(CNN)Tadej Pogacar is poised to become the first Slovenian to win the Tour de France after upsetting his compatriot and hot favorite Primoz Roglic in the decisive time trial on the penultimate stage of cycling's most famous race.

Few gave the 21-year-old Pogacar hope of clawing back the 57-second lead Jumbo-Visma's Roglic held going into Saturday's 22.5 miles test, but he produced one the finest performances in the history of the Tour to win the stage and take the yellow jersey.
His victory on La Planche des Belles Filles was his third of the Tour and gives him not only the coveted yellow but also the King of the Mountains polka dots and the best young riders' white jerseys.
      Team UAE Emirates rider Tadej Pogacar stormed up the final climb to La Planche des Belles Filles to win the 20th stage and take the lead in the Tour de France.
      As Roglic faltered on the time trial's decisive climb, the UAE Team Emirates rider crossed the line in 55 minutes and 55 seconds, with a one minute and 21 second advantage over Roglic's teammate Tom Dumoulin and Australia's Richie Porte, who has moved into third place overall after his fine time trial performance.
        Roglic, who has been in control of the race with his all-powerful team in support, cracked in the closing miles and now trails Pogacar by nearly a minute with only the final processional stage in Paris to come, where tradition dictates no attempts are made to overhaul the yellow jersey holder.

        'Unbelievable' performance

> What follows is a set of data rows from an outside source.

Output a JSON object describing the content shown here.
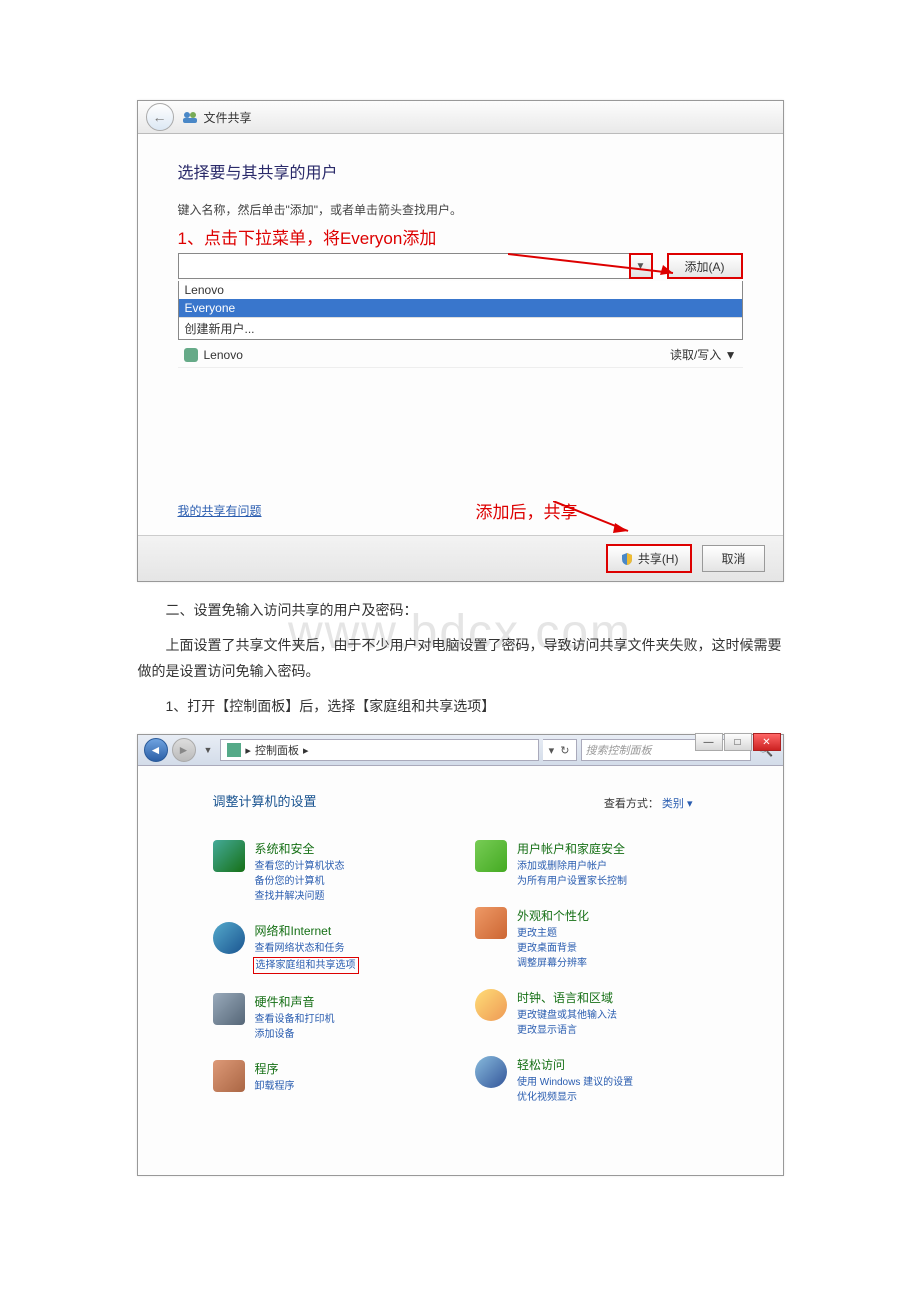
{
  "watermark": "www.bdcx.com",
  "screenshot1": {
    "window_title": "文件共享",
    "heading": "选择要与其共享的用户",
    "subtext": "键入名称，然后单击\"添加\"，或者单击箭头查找用户。",
    "annotation1": "1、点击下拉菜单，将Everyon添加",
    "dropdown_icon": "▼",
    "add_button": "添加(A)",
    "dropdown_items": {
      "item1": "Lenovo",
      "item2": "Everyone",
      "item3": "创建新用户..."
    },
    "perm_user": "Lenovo",
    "perm_level": "读取/写入 ▼",
    "help_link": "我的共享有问题",
    "annotation2": "添加后，共享",
    "share_button": "共享(H)",
    "cancel_button": "取消"
  },
  "body": {
    "p1": "二、设置免输入访问共享的用户及密码：",
    "p2": "上面设置了共享文件夹后，由于不少用户对电脑设置了密码，导致访问共享文件夹失败，这时候需要做的是设置访问免输入密码。",
    "p3": "1、打开【控制面板】后，选择【家庭组和共享选项】"
  },
  "screenshot2": {
    "breadcrumb_sep": "▸",
    "breadcrumb": "控制面板",
    "refresh_sep": "▾",
    "refresh_icon": "↻",
    "search_placeholder": "搜索控制面板",
    "search_icon": "🔍",
    "heading": "调整计算机的设置",
    "viewby_label": "查看方式：",
    "viewby_value": "类别 ▾",
    "categories": {
      "left": [
        {
          "title": "系统和安全",
          "links": [
            "查看您的计算机状态",
            "备份您的计算机",
            "查找并解决问题"
          ]
        },
        {
          "title": "网络和Internet",
          "links": [
            "查看网络状态和任务",
            "选择家庭组和共享选项"
          ]
        },
        {
          "title": "硬件和声音",
          "links": [
            "查看设备和打印机",
            "添加设备"
          ]
        },
        {
          "title": "程序",
          "links": [
            "卸载程序"
          ]
        }
      ],
      "right": [
        {
          "title": "用户帐户和家庭安全",
          "links": [
            "添加或删除用户帐户",
            "为所有用户设置家长控制"
          ]
        },
        {
          "title": "外观和个性化",
          "links": [
            "更改主题",
            "更改桌面背景",
            "调整屏幕分辨率"
          ]
        },
        {
          "title": "时钟、语言和区域",
          "links": [
            "更改键盘或其他输入法",
            "更改显示语言"
          ]
        },
        {
          "title": "轻松访问",
          "links": [
            "使用 Windows 建议的设置",
            "优化视频显示"
          ]
        }
      ]
    },
    "win_min": "—",
    "win_max": "□",
    "win_close": "✕"
  }
}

          Pogacar, who is racing the Tour de France for the first time, was stunned by his "unbelievable" performance and paid tribute to his team for its preparations for the decisive stage.
          "I'm really proud of the team, they did such a big effort all the way to get the yellow jersey on the final day, it was just a dream," he told Eurosport.
          "We did the recon - I knew every corner, every pothole on the road, where to accelerate. It was a road you need to know and that's all thanks to my team.
          "My dream was always just to be in the Tour de France, and now I'm here and I've just won before tomorrow the last stage, it's unbelievable."
          Slovenia's Primoz Roglic was left stunned after losing the yellow jersey on the penultimate stage to his compatriot Tadej Pogacar.
          By contrast, the more experienced Roglic, 30, who won last year's Tour of Spain, felt the pressure of leadership and after a poor change from his time trial bike to conventional road bike for the climb continued to lose chunks of time to Pogacar.
          "Chapeau to Tadej, he obviously deserved it," Roglic said. "I just obviously didn't push enough. I was more and more without the power that obviously I needed. I was just giving everything to the end."
          The dramatic turnaround had echoes of the 1989 Tour de France when America's Greg Lemond overhauled home favorite Laurent Fignon on the final stage time trial in another massive upset.
            Roglic had led the race since taking yellow on the ninth stage, but must now settle for second place, while for 35-year-old Porte it will be his first time on the Tour podium after overhauling Miguel Angel Lopez for the final spot.
            Sunday's finish on the Champs-Elysees is traditionally contested by sprinters from each team, with Ireland's Sam Bennett holding a big lead in the battle for the green points jersey over seven-time winner Peter Sagan of Slovakia.